Taking the oral extract product of the fern Polypodium leucotomos (PLE) on top of the standard topical hydroquinone cream and sunscreen reduces the severity of melasma to a greater extent compared with the standard treatment alone in Asian patients, a pilot study has shown.
Jan Welch, 01 Jun 2011

Sexually transmitted infections (STIs) are common, with rates of many infections increas­ing over the last two decades.1 Community screening studies in the UK have shown a prevalence of about 10% for chlamydial infection2 and (among women screened in an urban setting) 3% for gonorrhoea.3 In women (Figure 1), these potentially serious infections are often asymptomatic, whereas the presence of symptoms such as vaginal discharge generally indicates a less pathogenic (but still potentially debilitating) infection, with an organism such as Candida. STIs are often multiple, and the finding of one infection should prompt consider­ation of testing for others. Many sexual health services now initially provide screening tests for asymptomatic women, but a more comprehensive assessment—comprising detailed history4 and genital examination5—is usually necessary when symptoms are present.

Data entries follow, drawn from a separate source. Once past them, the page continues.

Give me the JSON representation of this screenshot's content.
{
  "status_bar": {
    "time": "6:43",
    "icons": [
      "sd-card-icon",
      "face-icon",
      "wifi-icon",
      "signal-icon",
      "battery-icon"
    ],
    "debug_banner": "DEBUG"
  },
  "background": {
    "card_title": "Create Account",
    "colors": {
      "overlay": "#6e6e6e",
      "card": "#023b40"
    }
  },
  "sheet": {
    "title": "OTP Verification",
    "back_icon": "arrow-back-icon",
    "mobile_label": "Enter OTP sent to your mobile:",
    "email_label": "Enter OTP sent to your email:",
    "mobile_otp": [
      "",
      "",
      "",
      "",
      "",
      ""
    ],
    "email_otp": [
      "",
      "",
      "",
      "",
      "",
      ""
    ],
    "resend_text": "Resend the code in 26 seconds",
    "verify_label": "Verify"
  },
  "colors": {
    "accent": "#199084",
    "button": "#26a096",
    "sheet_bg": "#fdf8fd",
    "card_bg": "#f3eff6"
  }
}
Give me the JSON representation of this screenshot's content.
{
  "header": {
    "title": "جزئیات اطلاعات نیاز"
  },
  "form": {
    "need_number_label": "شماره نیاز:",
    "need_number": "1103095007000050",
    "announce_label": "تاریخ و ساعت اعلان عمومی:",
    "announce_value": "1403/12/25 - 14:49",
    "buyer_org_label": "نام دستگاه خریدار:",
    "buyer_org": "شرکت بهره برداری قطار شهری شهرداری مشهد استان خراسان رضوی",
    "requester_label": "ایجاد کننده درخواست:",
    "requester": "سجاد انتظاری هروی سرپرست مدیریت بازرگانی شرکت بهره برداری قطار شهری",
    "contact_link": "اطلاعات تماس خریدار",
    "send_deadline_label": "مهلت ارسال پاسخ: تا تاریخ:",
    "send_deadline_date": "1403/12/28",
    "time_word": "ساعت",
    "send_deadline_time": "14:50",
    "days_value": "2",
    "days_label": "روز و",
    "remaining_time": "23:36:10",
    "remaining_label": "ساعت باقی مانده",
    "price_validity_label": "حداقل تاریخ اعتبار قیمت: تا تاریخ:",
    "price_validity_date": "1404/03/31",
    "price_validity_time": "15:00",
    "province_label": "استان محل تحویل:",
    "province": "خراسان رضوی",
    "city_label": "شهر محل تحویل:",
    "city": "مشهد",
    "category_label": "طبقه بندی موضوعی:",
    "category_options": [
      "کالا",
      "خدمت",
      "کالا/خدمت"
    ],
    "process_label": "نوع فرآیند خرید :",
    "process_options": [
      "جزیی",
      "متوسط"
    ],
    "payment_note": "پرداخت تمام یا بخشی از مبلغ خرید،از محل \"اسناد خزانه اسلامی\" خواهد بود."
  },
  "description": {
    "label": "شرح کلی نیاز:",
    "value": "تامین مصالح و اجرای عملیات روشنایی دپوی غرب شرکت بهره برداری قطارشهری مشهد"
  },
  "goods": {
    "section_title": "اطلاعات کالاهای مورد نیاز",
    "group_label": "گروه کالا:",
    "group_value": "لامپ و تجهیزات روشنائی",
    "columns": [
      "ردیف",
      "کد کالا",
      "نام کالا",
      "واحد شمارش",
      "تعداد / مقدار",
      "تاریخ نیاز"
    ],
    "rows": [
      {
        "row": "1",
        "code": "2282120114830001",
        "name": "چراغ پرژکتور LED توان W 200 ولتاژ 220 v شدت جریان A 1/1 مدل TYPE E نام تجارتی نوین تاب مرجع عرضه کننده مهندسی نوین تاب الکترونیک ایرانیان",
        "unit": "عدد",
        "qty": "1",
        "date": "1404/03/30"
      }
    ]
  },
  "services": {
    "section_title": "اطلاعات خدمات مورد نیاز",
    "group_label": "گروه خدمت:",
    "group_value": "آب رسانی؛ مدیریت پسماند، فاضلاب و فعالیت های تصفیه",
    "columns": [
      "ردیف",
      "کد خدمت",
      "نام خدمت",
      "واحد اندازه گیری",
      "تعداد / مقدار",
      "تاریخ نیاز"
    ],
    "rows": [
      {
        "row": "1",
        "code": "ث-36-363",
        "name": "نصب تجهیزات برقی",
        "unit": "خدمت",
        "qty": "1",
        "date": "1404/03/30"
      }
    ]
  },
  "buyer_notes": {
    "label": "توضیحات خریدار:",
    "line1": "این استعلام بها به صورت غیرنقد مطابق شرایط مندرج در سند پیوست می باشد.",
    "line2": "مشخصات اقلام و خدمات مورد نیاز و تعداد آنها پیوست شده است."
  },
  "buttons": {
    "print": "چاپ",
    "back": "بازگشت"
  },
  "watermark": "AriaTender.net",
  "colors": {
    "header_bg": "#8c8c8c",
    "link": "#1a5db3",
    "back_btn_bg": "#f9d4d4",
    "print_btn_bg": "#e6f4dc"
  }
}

Stephen Padilla, 5 days ago
High use of hydrochlorothiazide (HCTZ) appears to significantly increase the risk of nonmelanoma skin cancer (NMSC), particularly squamous cell carcinoma (SCC), suggests a recent study. Use of other diuretic and antihypertensive medications does not appear to be linked to NMSC.